** Exercise **
Pull out every line below holding the word "accept".

Component data from apps and pages

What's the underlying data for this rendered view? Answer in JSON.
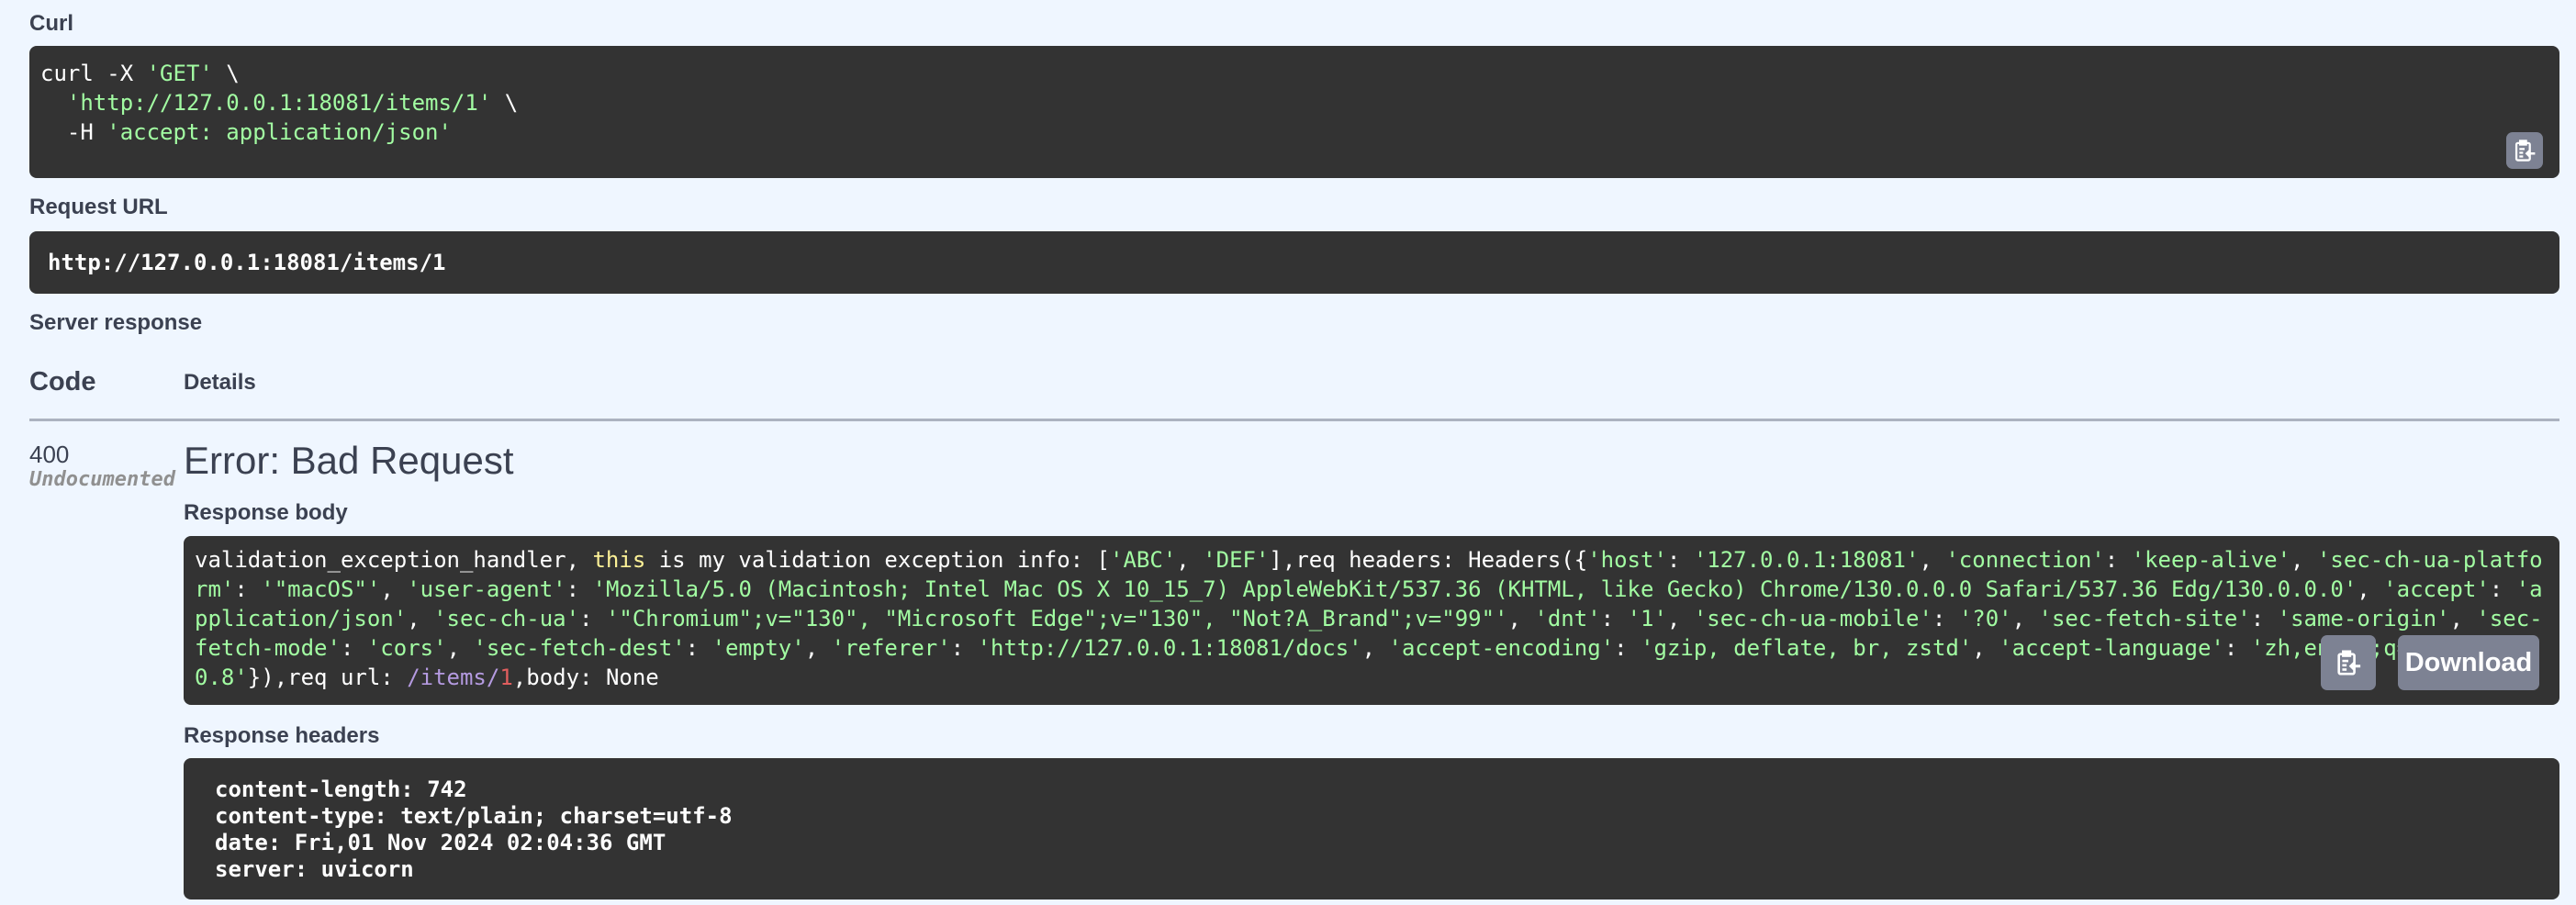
{
  "curl": {
    "label": "Curl",
    "lines": [
      {
        "prefix": "curl -X ",
        "str": "'GET'",
        "suffix": " \\"
      },
      {
        "prefix": "  ",
        "str": "'http://127.0.0.1:18081/items/1'",
        "suffix": " \\"
      },
      {
        "prefix": "  -H ",
        "str": "'accept: application/json'",
        "suffix": ""
      }
    ],
    "copy_icon": "clipboard-copy-icon"
  },
  "request_url": {
    "label": "Request URL",
    "value": "http://127.0.0.1:18081/items/1"
  },
  "server_response": {
    "label": "Server response",
    "columns": {
      "code": "Code",
      "details": "Details"
    },
    "status_code": "400",
    "status_note": "Undocumented",
    "error_title": "Error: Bad Request",
    "response_body": {
      "label": "Response body",
      "segments": [
        {
          "t": "validation_exception_handler, ",
          "c": "w"
        },
        {
          "t": "this",
          "c": "kw"
        },
        {
          "t": " is my validation exception info: [",
          "c": "w"
        },
        {
          "t": "'ABC'",
          "c": "g"
        },
        {
          "t": ", ",
          "c": "w"
        },
        {
          "t": "'DEF'",
          "c": "g"
        },
        {
          "t": "],req headers: Headers({",
          "c": "w"
        },
        {
          "t": "'host'",
          "c": "g"
        },
        {
          "t": ": ",
          "c": "w"
        },
        {
          "t": "'127.0.0.1:18081'",
          "c": "g"
        },
        {
          "t": ", ",
          "c": "w"
        },
        {
          "t": "'connection'",
          "c": "g"
        },
        {
          "t": ": ",
          "c": "w"
        },
        {
          "t": "'keep-alive'",
          "c": "g"
        },
        {
          "t": ", ",
          "c": "w"
        },
        {
          "t": "'sec-ch-ua-platform'",
          "c": "g"
        },
        {
          "t": ": ",
          "c": "w"
        },
        {
          "t": "'\"macOS\"'",
          "c": "g"
        },
        {
          "t": ", ",
          "c": "w"
        },
        {
          "t": "'user-agent'",
          "c": "g"
        },
        {
          "t": ": ",
          "c": "w"
        },
        {
          "t": "'Mozilla/5.0 (Macintosh; Intel Mac OS X 10_15_7) AppleWebKit/537.36 (KHTML, like Gecko) Chrome/130.0.0.0 Safari/537.36 Edg/130.0.0.0'",
          "c": "g"
        },
        {
          "t": ", ",
          "c": "w"
        },
        {
          "t": "'accept'",
          "c": "g"
        },
        {
          "t": ": ",
          "c": "w"
        },
        {
          "t": "'application/json'",
          "c": "g"
        },
        {
          "t": ", ",
          "c": "w"
        },
        {
          "t": "'sec-ch-ua'",
          "c": "g"
        },
        {
          "t": ": ",
          "c": "w"
        },
        {
          "t": "'\"Chromium\";v=\"130\", \"Microsoft Edge\";v=\"130\", \"Not?A_Brand\";v=\"99\"'",
          "c": "g"
        },
        {
          "t": ", ",
          "c": "w"
        },
        {
          "t": "'dnt'",
          "c": "g"
        },
        {
          "t": ": ",
          "c": "w"
        },
        {
          "t": "'1'",
          "c": "g"
        },
        {
          "t": ", ",
          "c": "w"
        },
        {
          "t": "'sec-ch-ua-mobile'",
          "c": "g"
        },
        {
          "t": ": ",
          "c": "w"
        },
        {
          "t": "'?0'",
          "c": "g"
        },
        {
          "t": ", ",
          "c": "w"
        },
        {
          "t": "'sec-fetch-site'",
          "c": "g"
        },
        {
          "t": ": ",
          "c": "w"
        },
        {
          "t": "'same-origin'",
          "c": "g"
        },
        {
          "t": ", ",
          "c": "w"
        },
        {
          "t": "'sec-fetch-mode'",
          "c": "g"
        },
        {
          "t": ": ",
          "c": "w"
        },
        {
          "t": "'cors'",
          "c": "g"
        },
        {
          "t": ", ",
          "c": "w"
        },
        {
          "t": "'sec-fetch-dest'",
          "c": "g"
        },
        {
          "t": ": ",
          "c": "w"
        },
        {
          "t": "'empty'",
          "c": "g"
        },
        {
          "t": ", ",
          "c": "w"
        },
        {
          "t": "'referer'",
          "c": "g"
        },
        {
          "t": ": ",
          "c": "w"
        },
        {
          "t": "'http://127.0.0.1:18081/docs'",
          "c": "g"
        },
        {
          "t": ", ",
          "c": "w"
        },
        {
          "t": "'accept-encoding'",
          "c": "g"
        },
        {
          "t": ": ",
          "c": "w"
        },
        {
          "t": "'gzip, deflate, br, zstd'",
          "c": "g"
        },
        {
          "t": ", ",
          "c": "w"
        },
        {
          "t": "'accept-language'",
          "c": "g"
        },
        {
          "t": ": ",
          "c": "w"
        },
        {
          "t": "'zh,en-US;q=0.9,en;q=0.8'",
          "c": "g"
        },
        {
          "t": "}),req url: ",
          "c": "w"
        },
        {
          "t": "/items/",
          "c": "pu"
        },
        {
          "t": "1",
          "c": "rd"
        },
        {
          "t": ",body: None",
          "c": "w"
        }
      ],
      "copy_icon": "clipboard-copy-icon",
      "download_label": "Download"
    },
    "response_headers": {
      "label": "Response headers",
      "lines": [
        "content-length: 742",
        "content-type: text/plain; charset=utf-8",
        "date: Fri,01 Nov 2024 02:04:36 GMT",
        "server: uvicorn"
      ]
    }
  }
}
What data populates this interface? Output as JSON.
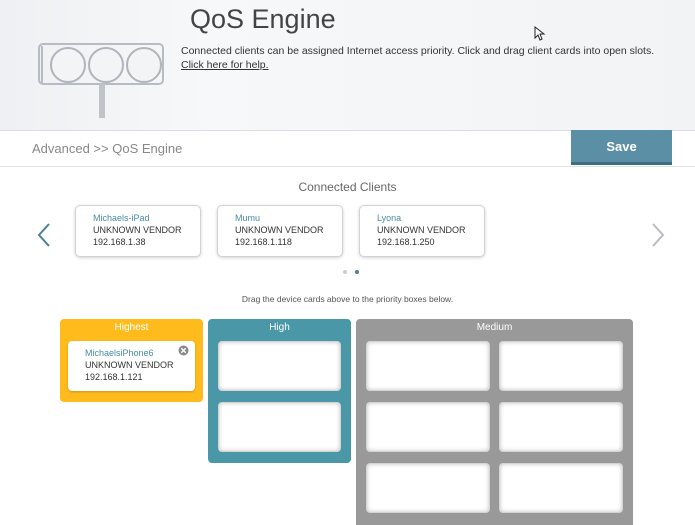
{
  "header": {
    "title": "QoS Engine",
    "description": "Connected clients can be assigned Internet access priority. Click and drag client cards into open slots.",
    "help_link": "Click here for help."
  },
  "breadcrumb": "Advanced >> QoS Engine",
  "toolbar": {
    "save_label": "Save"
  },
  "connected_clients": {
    "title": "Connected Clients",
    "cards": [
      {
        "name": "Michaels-iPad",
        "vendor": "UNKNOWN VENDOR",
        "ip": "192.168.1.38"
      },
      {
        "name": "Mumu",
        "vendor": "UNKNOWN VENDOR",
        "ip": "192.168.1.118"
      },
      {
        "name": "Lyona",
        "vendor": "UNKNOWN VENDOR",
        "ip": "192.168.1.250"
      }
    ],
    "pager": {
      "pages": 2,
      "current": 2
    }
  },
  "hint": "Drag the device cards above to the priority boxes below.",
  "priority": {
    "highest": {
      "label": "Highest",
      "color": "#ffbb1c",
      "card": {
        "name": "MichaelsiPhone6",
        "vendor": "UNKNOWN VENDOR",
        "ip": "192.168.1.121"
      }
    },
    "high": {
      "label": "High",
      "color": "#4a97a8"
    },
    "medium": {
      "label": "Medium",
      "color": "#999999"
    }
  },
  "colors": {
    "accent": "#5a8fa6",
    "link": "#4a8ca6"
  },
  "icons": [
    "traffic-light-icon",
    "chevron-left-icon",
    "chevron-right-icon",
    "close-icon",
    "cursor-icon"
  ]
}
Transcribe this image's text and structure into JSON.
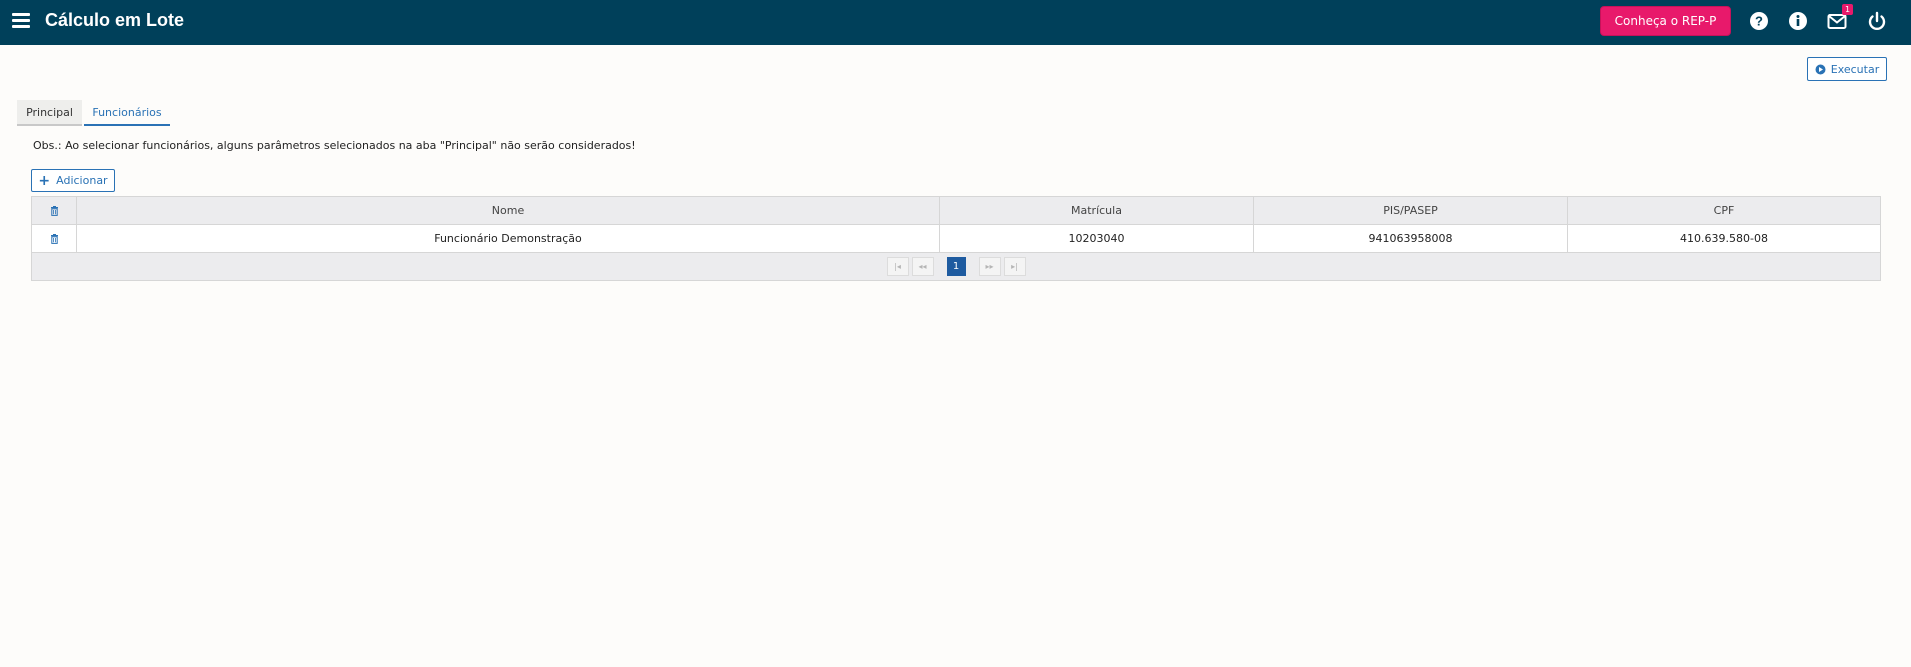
{
  "header": {
    "title": "Cálculo em Lote",
    "cta_label": "Conheça o REP-P",
    "notifications_count": "1",
    "colors": {
      "bar": "#00405a",
      "cta": "#e8196b"
    },
    "icons": [
      "menu-icon",
      "help-icon",
      "info-icon",
      "mail-icon",
      "power-icon"
    ]
  },
  "toolbar": {
    "execute_label": "Executar"
  },
  "tabs": [
    {
      "label": "Principal",
      "active": false
    },
    {
      "label": "Funcionários",
      "active": true
    }
  ],
  "notice": "Obs.: Ao selecionar funcionários, alguns parâmetros selecionados na aba \"Principal\" não serão considerados!",
  "add_label": "Adicionar",
  "table": {
    "columns": [
      "Nome",
      "Matrícula",
      "PIS/PASEP",
      "CPF"
    ],
    "rows": [
      {
        "nome": "Funcionário Demonstração",
        "matricula": "10203040",
        "pis": "941063958008",
        "cpf": "410.639.580-08"
      }
    ],
    "pager": {
      "current_page": "1"
    }
  }
}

** Exercise response **
        "str": "'accept: application/json'",
          "t": "'accept'",
          "t": "'accept-encoding'",
          "t": "'accept-language'",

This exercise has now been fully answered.